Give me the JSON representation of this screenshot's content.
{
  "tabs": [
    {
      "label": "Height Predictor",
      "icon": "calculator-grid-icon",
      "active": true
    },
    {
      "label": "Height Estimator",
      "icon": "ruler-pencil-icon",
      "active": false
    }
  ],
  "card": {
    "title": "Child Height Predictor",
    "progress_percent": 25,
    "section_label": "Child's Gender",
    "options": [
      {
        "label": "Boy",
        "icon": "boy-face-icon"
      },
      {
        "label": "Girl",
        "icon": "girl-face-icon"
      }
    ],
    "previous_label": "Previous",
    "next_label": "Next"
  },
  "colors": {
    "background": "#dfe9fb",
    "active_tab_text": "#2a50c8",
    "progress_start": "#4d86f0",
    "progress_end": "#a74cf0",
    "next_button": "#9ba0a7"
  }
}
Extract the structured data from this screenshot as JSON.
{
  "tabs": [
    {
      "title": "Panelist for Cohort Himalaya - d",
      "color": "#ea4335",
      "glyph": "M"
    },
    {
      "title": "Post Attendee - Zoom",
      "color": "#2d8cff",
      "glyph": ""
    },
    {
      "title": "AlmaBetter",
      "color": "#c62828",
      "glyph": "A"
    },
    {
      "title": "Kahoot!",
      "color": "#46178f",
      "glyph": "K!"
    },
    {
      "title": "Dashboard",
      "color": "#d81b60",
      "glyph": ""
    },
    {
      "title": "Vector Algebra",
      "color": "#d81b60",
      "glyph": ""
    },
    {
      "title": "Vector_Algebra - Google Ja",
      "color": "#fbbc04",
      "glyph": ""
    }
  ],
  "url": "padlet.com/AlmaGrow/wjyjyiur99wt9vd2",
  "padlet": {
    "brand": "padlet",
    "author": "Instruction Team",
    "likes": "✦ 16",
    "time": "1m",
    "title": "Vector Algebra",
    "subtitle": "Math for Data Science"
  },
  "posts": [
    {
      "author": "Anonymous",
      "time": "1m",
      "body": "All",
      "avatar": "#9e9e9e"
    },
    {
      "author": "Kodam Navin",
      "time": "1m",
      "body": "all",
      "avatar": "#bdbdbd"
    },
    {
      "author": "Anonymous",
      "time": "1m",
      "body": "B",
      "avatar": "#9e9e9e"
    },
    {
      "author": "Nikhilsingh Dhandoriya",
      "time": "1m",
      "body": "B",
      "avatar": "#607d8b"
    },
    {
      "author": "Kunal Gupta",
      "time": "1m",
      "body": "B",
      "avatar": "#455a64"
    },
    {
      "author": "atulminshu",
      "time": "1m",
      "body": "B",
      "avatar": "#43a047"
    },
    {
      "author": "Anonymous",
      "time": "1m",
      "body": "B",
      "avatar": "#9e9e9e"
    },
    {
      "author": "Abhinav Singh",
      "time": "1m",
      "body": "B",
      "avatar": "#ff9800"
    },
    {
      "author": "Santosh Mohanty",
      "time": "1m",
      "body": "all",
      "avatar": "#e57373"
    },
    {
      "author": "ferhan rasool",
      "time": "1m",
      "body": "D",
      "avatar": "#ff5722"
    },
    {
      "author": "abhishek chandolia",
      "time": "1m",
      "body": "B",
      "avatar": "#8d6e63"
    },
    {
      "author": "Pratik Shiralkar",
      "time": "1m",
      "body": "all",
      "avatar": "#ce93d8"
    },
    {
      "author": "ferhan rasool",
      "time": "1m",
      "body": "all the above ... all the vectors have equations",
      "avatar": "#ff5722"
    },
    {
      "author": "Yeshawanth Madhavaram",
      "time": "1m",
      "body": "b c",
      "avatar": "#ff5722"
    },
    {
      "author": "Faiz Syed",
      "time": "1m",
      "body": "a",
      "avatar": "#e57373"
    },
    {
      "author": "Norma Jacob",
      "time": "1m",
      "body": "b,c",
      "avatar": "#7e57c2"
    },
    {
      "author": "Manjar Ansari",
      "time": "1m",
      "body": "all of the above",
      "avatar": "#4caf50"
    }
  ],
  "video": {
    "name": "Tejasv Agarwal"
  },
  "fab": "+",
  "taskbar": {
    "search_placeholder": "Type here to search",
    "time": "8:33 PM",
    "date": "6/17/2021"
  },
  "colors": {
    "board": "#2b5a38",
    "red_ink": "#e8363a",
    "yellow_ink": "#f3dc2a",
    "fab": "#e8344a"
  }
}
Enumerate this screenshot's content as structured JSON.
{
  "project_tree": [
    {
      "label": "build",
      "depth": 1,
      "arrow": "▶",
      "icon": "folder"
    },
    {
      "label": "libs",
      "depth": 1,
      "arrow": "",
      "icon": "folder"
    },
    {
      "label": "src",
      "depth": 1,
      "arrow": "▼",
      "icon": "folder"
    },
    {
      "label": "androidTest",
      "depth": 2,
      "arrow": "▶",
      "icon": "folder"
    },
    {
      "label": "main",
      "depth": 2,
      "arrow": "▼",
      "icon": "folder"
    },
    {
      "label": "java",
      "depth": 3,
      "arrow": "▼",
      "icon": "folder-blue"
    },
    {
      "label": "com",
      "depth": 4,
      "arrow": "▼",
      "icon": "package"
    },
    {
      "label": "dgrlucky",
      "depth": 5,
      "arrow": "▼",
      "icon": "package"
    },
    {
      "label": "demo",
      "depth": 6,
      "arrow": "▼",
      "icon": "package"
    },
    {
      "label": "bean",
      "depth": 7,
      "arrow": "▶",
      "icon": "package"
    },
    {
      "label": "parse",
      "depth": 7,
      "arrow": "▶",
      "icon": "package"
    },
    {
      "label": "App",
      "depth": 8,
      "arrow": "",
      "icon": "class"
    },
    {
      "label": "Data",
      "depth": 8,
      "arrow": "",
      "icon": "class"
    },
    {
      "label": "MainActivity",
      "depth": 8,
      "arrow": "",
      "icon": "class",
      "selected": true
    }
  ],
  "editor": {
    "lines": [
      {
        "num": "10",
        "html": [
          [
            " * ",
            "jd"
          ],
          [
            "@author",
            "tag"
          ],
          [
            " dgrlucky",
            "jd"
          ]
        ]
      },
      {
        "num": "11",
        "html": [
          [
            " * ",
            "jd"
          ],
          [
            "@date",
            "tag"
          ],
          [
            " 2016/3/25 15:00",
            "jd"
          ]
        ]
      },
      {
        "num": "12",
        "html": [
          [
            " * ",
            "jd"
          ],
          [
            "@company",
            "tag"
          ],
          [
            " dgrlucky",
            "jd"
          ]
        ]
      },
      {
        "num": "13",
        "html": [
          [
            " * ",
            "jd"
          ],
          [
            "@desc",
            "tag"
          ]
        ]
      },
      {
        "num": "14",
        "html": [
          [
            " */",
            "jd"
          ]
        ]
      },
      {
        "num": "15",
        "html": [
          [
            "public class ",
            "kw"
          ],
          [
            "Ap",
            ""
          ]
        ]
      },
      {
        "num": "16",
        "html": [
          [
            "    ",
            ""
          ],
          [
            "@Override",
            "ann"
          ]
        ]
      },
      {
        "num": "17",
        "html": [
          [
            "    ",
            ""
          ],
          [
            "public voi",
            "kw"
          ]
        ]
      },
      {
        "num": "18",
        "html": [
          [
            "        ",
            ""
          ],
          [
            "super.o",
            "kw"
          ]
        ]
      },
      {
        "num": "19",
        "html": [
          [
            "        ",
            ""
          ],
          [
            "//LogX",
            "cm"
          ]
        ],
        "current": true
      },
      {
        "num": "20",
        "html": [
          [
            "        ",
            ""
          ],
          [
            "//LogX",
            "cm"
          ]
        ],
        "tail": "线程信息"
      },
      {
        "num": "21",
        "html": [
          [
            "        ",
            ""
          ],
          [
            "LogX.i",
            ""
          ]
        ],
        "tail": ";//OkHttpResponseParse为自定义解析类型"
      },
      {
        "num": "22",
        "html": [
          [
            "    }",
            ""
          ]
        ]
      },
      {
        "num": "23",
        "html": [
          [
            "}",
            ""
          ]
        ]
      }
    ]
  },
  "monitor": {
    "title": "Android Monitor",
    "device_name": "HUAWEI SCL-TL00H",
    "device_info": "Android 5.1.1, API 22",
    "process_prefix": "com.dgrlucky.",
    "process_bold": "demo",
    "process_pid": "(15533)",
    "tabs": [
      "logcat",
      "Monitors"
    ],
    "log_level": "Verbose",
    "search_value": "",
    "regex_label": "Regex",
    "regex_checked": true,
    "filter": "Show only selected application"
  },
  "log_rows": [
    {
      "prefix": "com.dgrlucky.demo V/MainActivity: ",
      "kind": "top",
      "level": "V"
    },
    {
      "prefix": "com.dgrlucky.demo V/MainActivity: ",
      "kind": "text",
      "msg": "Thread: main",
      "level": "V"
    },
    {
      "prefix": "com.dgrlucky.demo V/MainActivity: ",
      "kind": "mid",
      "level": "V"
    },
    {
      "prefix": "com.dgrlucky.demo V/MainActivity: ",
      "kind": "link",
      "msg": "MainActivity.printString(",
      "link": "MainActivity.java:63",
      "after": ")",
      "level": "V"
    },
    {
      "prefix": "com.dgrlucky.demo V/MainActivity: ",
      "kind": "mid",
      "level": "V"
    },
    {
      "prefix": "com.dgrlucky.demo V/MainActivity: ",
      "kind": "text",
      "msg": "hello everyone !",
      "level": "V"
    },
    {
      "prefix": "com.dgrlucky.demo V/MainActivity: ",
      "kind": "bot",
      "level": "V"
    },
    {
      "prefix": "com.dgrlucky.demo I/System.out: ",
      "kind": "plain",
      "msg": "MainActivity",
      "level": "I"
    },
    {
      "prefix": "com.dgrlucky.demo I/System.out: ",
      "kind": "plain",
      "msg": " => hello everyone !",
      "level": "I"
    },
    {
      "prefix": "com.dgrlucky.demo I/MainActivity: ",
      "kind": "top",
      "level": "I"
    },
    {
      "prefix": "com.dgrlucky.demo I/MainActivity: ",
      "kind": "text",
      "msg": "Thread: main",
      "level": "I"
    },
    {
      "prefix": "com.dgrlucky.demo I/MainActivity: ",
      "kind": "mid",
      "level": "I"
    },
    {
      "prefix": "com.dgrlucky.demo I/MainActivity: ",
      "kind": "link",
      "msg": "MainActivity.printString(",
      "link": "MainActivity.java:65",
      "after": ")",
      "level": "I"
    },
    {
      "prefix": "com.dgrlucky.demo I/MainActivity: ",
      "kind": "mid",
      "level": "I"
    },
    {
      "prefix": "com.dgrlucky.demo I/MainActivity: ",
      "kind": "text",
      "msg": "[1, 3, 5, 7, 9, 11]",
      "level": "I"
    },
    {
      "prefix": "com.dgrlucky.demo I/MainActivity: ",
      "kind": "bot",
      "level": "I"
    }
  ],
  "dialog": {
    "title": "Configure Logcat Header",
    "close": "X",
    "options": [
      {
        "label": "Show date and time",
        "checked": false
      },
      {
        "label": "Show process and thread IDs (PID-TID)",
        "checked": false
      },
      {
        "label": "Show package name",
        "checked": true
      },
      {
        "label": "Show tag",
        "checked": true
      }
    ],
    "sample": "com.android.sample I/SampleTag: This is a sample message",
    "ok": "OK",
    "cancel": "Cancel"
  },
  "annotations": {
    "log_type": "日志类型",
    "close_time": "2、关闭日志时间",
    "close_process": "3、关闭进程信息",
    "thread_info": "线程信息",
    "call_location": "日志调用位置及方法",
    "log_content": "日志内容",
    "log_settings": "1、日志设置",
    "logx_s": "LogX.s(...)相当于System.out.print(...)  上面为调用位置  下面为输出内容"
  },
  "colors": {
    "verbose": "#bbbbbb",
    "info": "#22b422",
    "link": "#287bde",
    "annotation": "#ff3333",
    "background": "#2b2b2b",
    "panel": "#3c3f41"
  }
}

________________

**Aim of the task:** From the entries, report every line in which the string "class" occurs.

**Solution below:**
      "icon": "class"
      "icon": "class"
      "icon": "class",
            "public class ",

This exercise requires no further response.